### YOUR TASK
Could you find each line of the data below that contains the word "link" and copy those lines?

[[ TASK INPUTS, beginning ]]

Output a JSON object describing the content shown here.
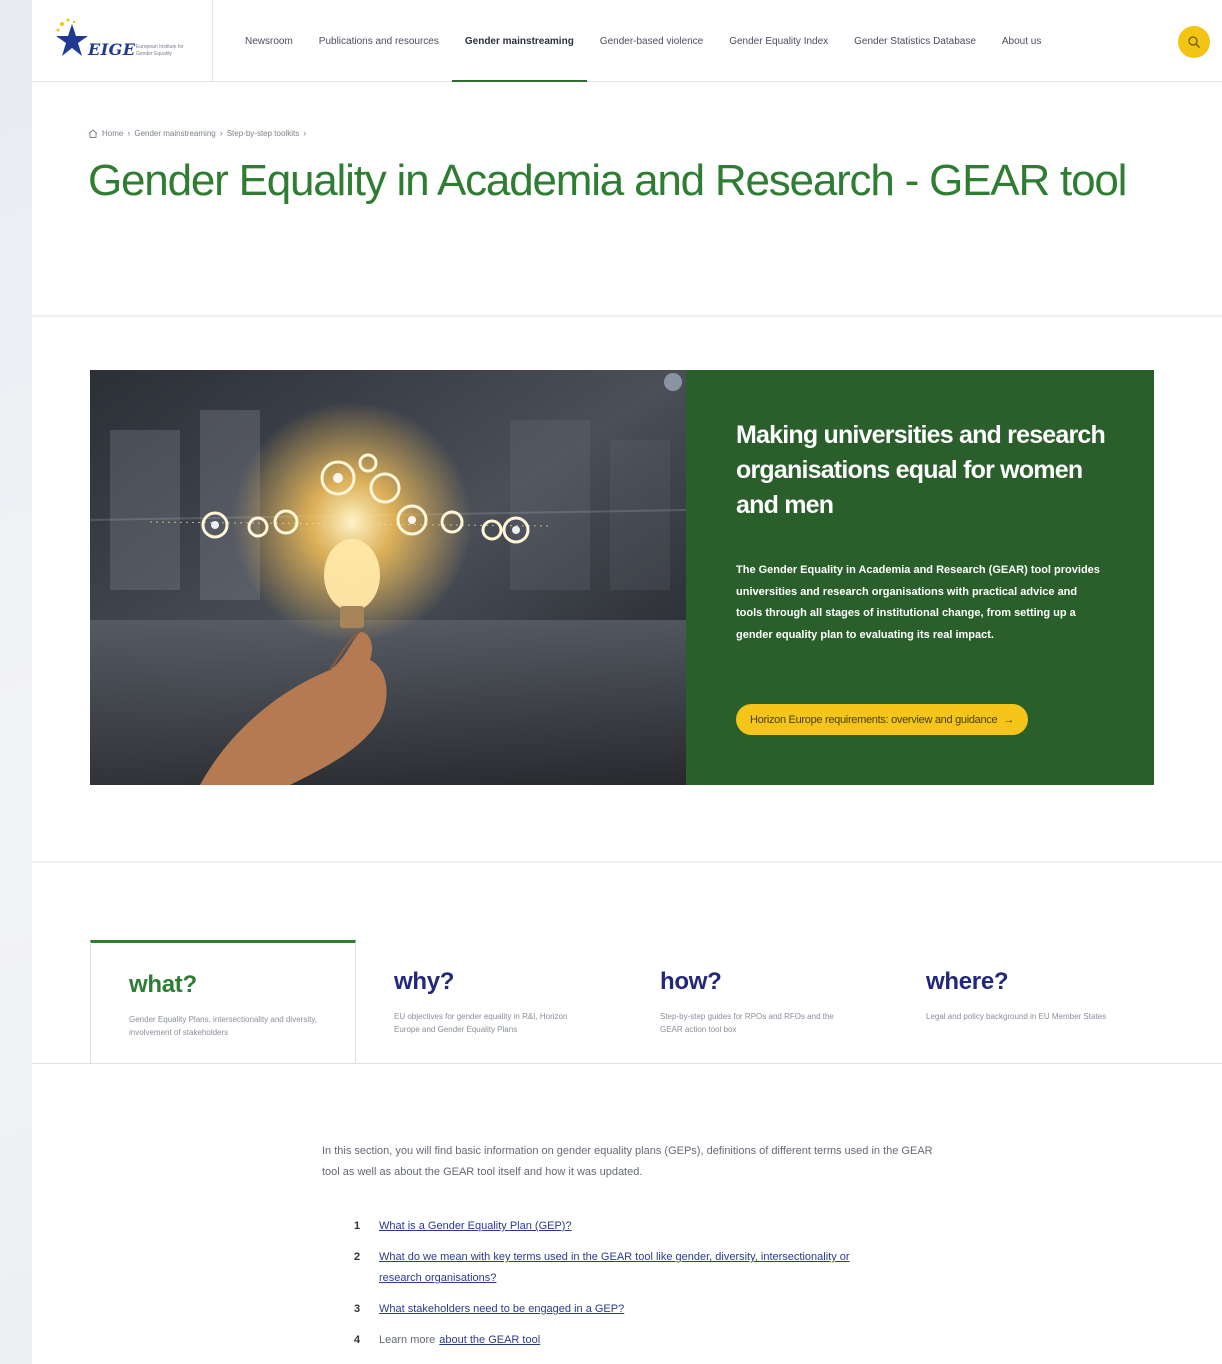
{
  "header": {
    "logo_text": "EIGE",
    "logo_tagline": "European Institute for Gender Equality",
    "nav": [
      {
        "label": "Newsroom",
        "active": false
      },
      {
        "label": "Publications and resources",
        "active": false
      },
      {
        "label": "Gender mainstreaming",
        "active": true
      },
      {
        "label": "Gender-based violence",
        "active": false
      },
      {
        "label": "Gender Equality Index",
        "active": false
      },
      {
        "label": "Gender Statistics Database",
        "active": false
      },
      {
        "label": "About us",
        "active": false
      }
    ],
    "search_icon": "search-icon"
  },
  "breadcrumb": {
    "items": [
      "Home",
      "Gender mainstreaming",
      "Step-by-step toolkits"
    ]
  },
  "page_title": "Gender Equality in Academia and Research - GEAR tool",
  "hero": {
    "heading": "Making universities and research organisations equal for women and men",
    "text": "The Gender Equality in Academia and Research (GEAR) tool provides universities and research organisations with practical advice and tools through all stages of institutional change, from setting up a gender equality plan to evaluating its real impact.",
    "cta_label": "Horizon Europe requirements: overview and guidance",
    "cta_arrow": "→",
    "panel_color": "#2a5e2b",
    "cta_color": "#f5c51a"
  },
  "tabs": [
    {
      "title": "what?",
      "desc": "Gender Equality Plans, intersectionality and diversity, involvement of stakeholders",
      "active": true
    },
    {
      "title": "why?",
      "desc": "EU objectives for gender equality in R&I, Horizon Europe and Gender Equality Plans",
      "active": false
    },
    {
      "title": "how?",
      "desc": "Step-by-step guides for RPOs and RFOs and the GEAR action tool box",
      "active": false
    },
    {
      "title": "where?",
      "desc": "Legal and policy background in EU Member States",
      "active": false
    }
  ],
  "intro": "In this section, you will find basic information on gender equality plans (GEPs), definitions of different terms used in the GEAR tool as well as about the GEAR tool itself and how it was updated.",
  "questions": [
    {
      "num": "1",
      "prefix": "",
      "link": "What is a Gender Equality Plan (GEP)?"
    },
    {
      "num": "2",
      "prefix": "",
      "link": "What do we mean with key terms used in the GEAR tool like gender, diversity, intersectionality or research organisations?"
    },
    {
      "num": "3",
      "prefix": "",
      "link": "What stakeholders need to be engaged in a GEP?"
    },
    {
      "num": "4",
      "prefix": "Learn more",
      "link": "about the GEAR tool"
    }
  ],
  "colors": {
    "title_green": "#2e7d32",
    "tab_blue": "#22287a",
    "search_yellow": "#f2c514"
  }
}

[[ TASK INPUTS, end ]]

### THE ANSWER
      "link": "What is a Gender Equality Plan (GEP)?"
      "link": "What do we mean with key terms used in the GEAR tool like gender, diversity, intersectionality or research organisations?"
      "link": "What stakeholders need to be engaged in a GEP?"
      "link": "about the GEAR tool"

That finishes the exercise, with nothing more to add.